What is in a lens?

Lens makers point to materials (modules and collections), creating a guide that includes their own comments and descriptive tags about the content.

Who can create a lens?

Any individual member, a community, or a respected organization.

What are tags? tag icon

Tags are descriptors added by lens makers to help label content, attaching a vocabulary that is meaningful in the context of the lens.

| External bookmarks

Module to:

My Favorites (?)

'My Favorites' is a special kind of lens which you can use to bookmark modules and collections. 'My Favorites' can only be seen by you, and collections saved in 'My Favorites' can remember the last module you were on. You need an account to use 'My Favorites'.

| A lens I own (?)

Definition of a lens

Lenses

A lens is a custom view of the content in the repository.

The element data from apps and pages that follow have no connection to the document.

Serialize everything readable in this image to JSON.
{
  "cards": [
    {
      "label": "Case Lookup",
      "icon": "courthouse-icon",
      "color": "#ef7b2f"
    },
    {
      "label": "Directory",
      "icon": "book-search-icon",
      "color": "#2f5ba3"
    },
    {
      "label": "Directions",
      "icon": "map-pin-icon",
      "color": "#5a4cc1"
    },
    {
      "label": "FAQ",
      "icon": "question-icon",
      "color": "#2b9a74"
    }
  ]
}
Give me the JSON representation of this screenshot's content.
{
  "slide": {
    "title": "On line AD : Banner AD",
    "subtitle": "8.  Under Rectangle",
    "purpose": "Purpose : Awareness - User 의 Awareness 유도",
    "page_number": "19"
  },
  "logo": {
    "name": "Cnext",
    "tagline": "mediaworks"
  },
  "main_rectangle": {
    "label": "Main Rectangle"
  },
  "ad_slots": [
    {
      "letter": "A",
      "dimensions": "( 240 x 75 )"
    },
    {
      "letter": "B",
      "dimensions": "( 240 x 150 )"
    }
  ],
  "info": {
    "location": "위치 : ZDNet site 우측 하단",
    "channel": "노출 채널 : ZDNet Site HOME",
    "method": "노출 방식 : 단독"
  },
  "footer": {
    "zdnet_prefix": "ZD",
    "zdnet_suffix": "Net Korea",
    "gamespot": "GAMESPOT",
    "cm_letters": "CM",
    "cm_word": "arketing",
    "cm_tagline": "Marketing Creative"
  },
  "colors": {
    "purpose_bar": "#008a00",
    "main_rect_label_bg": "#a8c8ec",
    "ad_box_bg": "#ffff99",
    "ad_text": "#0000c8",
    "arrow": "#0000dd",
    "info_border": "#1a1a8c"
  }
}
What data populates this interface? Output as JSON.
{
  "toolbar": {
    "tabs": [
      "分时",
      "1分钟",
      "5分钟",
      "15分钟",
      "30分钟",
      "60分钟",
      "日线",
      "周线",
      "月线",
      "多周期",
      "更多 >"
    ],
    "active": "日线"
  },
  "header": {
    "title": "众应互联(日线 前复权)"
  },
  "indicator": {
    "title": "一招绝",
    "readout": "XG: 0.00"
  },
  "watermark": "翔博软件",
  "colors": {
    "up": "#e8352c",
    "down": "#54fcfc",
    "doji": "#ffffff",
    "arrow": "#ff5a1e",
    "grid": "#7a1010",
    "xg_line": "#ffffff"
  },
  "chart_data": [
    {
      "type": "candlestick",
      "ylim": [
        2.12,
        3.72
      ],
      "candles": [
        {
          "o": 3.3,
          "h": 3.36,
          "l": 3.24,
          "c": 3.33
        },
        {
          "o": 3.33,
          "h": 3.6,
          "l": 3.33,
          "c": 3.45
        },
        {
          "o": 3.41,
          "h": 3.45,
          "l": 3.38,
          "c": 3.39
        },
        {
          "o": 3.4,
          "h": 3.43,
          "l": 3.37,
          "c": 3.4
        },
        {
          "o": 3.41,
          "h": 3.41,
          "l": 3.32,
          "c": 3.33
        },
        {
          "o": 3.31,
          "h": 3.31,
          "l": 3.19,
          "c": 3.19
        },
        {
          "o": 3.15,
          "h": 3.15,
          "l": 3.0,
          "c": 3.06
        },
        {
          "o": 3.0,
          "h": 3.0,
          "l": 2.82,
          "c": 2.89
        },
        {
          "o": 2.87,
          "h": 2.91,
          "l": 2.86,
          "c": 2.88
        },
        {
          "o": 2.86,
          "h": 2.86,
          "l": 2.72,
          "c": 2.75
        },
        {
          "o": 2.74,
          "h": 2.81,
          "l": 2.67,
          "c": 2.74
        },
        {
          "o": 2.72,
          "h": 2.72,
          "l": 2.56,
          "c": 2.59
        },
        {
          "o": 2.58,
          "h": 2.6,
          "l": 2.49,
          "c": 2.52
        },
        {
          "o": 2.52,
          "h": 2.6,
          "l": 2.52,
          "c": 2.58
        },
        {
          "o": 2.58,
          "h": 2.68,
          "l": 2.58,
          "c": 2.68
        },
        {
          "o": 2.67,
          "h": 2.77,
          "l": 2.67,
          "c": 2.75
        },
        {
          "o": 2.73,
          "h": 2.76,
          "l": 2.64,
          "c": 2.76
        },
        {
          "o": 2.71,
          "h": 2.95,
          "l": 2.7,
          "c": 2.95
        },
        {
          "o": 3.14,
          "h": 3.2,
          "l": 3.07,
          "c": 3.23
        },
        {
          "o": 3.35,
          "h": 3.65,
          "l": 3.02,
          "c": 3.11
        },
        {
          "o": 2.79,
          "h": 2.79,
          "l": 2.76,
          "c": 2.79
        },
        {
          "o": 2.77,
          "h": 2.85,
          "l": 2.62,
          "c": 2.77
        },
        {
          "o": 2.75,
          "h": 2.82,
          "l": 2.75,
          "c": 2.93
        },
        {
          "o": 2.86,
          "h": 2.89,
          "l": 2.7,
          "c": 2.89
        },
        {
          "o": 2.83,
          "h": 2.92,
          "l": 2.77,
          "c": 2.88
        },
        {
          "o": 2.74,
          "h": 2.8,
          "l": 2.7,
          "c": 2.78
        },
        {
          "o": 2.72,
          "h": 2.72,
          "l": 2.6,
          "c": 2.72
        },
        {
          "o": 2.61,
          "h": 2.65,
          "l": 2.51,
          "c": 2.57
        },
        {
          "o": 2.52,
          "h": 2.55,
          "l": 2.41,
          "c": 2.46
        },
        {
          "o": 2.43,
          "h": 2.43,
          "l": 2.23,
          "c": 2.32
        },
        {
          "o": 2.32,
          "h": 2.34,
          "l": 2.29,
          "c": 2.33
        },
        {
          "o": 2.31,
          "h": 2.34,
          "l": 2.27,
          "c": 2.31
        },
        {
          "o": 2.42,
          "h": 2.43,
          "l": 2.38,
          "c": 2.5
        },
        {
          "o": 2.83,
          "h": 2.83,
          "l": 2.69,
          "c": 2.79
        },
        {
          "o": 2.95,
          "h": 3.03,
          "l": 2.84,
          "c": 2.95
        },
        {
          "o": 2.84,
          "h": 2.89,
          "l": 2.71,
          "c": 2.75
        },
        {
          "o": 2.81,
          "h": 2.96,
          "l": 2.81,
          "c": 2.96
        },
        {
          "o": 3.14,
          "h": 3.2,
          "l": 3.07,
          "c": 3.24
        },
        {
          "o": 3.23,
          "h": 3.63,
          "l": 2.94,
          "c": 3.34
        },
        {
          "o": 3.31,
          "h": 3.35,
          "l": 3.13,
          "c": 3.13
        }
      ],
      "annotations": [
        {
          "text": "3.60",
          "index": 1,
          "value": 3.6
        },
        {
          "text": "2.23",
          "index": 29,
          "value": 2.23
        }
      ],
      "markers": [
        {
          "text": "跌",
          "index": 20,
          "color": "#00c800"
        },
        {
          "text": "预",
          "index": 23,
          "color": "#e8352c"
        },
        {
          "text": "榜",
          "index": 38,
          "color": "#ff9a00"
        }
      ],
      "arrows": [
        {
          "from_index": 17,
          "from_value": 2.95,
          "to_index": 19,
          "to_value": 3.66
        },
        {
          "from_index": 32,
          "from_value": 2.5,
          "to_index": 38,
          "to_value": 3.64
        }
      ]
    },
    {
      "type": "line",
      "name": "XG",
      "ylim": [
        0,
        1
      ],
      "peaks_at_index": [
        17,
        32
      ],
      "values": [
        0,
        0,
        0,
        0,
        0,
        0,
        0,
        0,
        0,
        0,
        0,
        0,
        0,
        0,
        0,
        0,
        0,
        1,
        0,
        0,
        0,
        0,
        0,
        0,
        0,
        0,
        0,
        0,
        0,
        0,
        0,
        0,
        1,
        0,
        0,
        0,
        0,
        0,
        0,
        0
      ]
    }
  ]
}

You can think of it as a fancy kind of list that will let you see content through the eyes of organizations and people you trust.

What is in a lens?

Lens makers point to materials (modules and collections), creating a guide that includes their own comments and descriptive tags about the content.

Who can create a lens?

Any individual member, a community, or a respected organization.

What are tags? tag icon

Tags are descriptors added by lens makers to help label content, attaching a vocabulary that is meaningful in the context of the lens.

| External bookmarks